Mosquitoes are in the same insect order as flies, both are mostly pest species. Mosquitoes bite us, which is irritating, but they are also vectors of many different diseases. Because of the disease transmission, we need to do what we can to eliminate the problem by reducing mosquito populations and protecting ourselves when outdoors.

Mosquitoes have a complete lifecycle, which includes an egg, larvae, pupa and adult. The first three life stages of a mosquito are completed in or near bodies of water, typically standing water. Tthe adult is the only stage not in the water.

The first step in reducing mosquito populations in your yard would be to eliminate standing water from your property. Dump buckets and old tires that may have water in them and check for low areas in your landscape that may have standing water.
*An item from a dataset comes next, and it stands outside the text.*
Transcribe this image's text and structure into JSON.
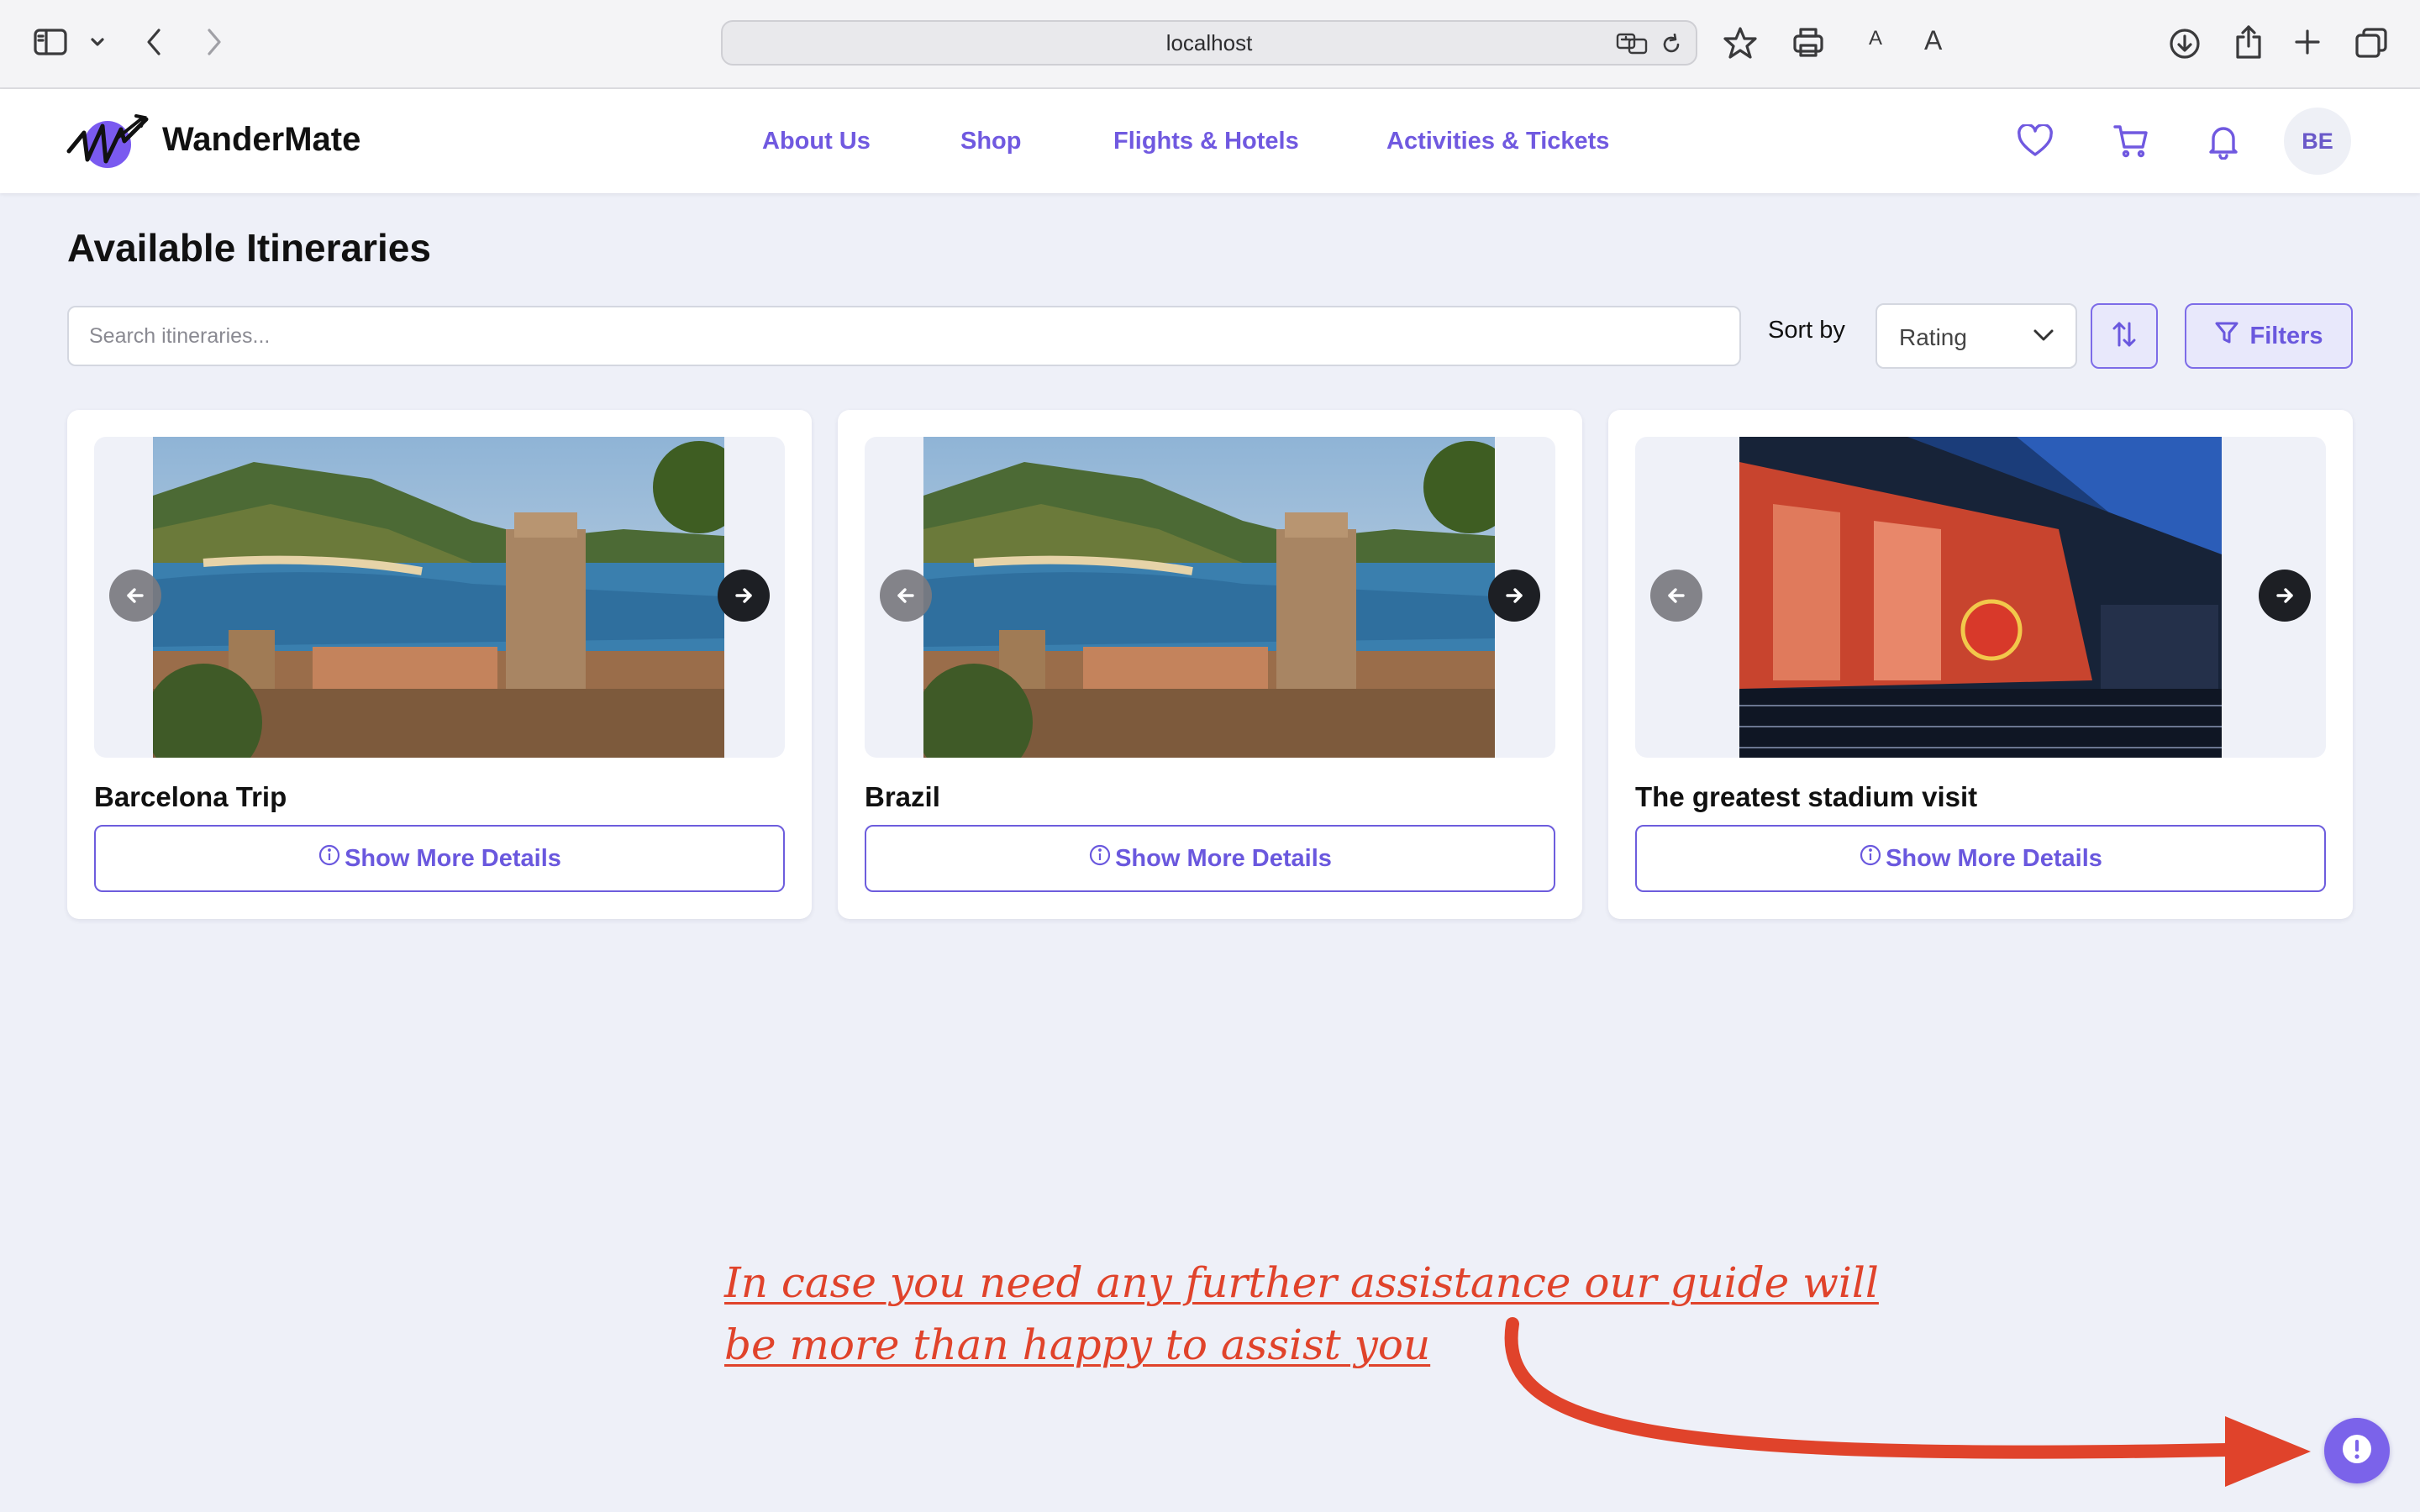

Clean birdbaths and pools weekly or use larval control disks in those areas to kill the mosquito larvae and not harm other animals. Mosquito dunks can be found at many nursery and garden centers.


Ticks are very problematic this year. Ticks live in grassy areas near the ground level clinging to grass and other plant materials. They wait for a person or animal to walk by so they can grab onto that animal as it moves by.
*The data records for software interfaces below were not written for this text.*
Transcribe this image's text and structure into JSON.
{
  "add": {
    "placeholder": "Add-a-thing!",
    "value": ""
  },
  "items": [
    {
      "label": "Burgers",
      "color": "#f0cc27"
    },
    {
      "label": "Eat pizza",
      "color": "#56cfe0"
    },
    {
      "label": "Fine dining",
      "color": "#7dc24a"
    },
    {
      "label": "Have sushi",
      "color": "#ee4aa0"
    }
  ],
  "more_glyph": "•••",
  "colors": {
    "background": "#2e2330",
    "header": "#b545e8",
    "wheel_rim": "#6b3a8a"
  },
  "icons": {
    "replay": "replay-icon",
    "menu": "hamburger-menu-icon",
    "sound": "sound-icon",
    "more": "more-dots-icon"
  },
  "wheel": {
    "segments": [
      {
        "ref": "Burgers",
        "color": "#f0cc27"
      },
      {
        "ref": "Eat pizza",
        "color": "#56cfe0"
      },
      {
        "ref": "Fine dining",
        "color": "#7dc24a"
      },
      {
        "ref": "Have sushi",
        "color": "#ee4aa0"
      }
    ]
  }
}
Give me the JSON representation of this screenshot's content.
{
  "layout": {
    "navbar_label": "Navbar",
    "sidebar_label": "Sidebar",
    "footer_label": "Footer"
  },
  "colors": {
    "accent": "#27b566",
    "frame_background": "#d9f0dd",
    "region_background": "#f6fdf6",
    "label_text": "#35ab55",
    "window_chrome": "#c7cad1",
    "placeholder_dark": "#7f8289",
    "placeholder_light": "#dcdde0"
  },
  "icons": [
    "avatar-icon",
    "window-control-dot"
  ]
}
Ticks are common in wooded areas or in tall grass. If outdoors in areas where ticks are commonly found, wear light-colored, long-sleeved shirts and long pants and closed toe shoes to reduce exposed areas where ticks can attach to your skin.

Be sure to check yourself when you go back indoors to find ticks before they attach. Also, be sure to treat your cats and dogs with flea repellants to keep the ticks off your pets and out of your home.


Chiggers are the immature form of the common red harvest mite. Chiggers puncture our skin with their mouthparts to inject salivary fluid that breaks down cells to drink the liquefied tissue. The enzymes that are found in their salivary fluid causes an itchy reaction. Chiggers prefer to feed in locations that are constricted such as sock tops or waistbands.

Chiggers can be found in your yard or anywhere with tall grass and weeds. The best way to keep from being bitten by chiggers would be to avoid sitting in grass. If you can, lay down a blanket or sit in a chair. Also, it is best to wear long sleeved shirts and pants with socks and boots to eliminate locations where chiggers can get to our skin. If you find a large population of chiggers in your own lawn, a liquid treatment of bifenthrin will reduce chiggers 75-95% for several weeks, according to UNL entomologist emeritus Fred Baxendale.

For all of these pests, protect yourself when you go outside. You can’t change the outside. Sprays are only effective for a few days and not for long-term control of mosquitoes or ticks. Make sure that anytime you are outside in the summer months, you use insect repellents containing DEET to deter all these pests from feeding on you.

Nicole Stoner is the Gage County Horticulture Extension Educator. She can be contacted at 402-223-1384,, or by visiting the Gage County Extension website at Like her Facebook page at, or follow her on Twitter @Nikki_Stoner.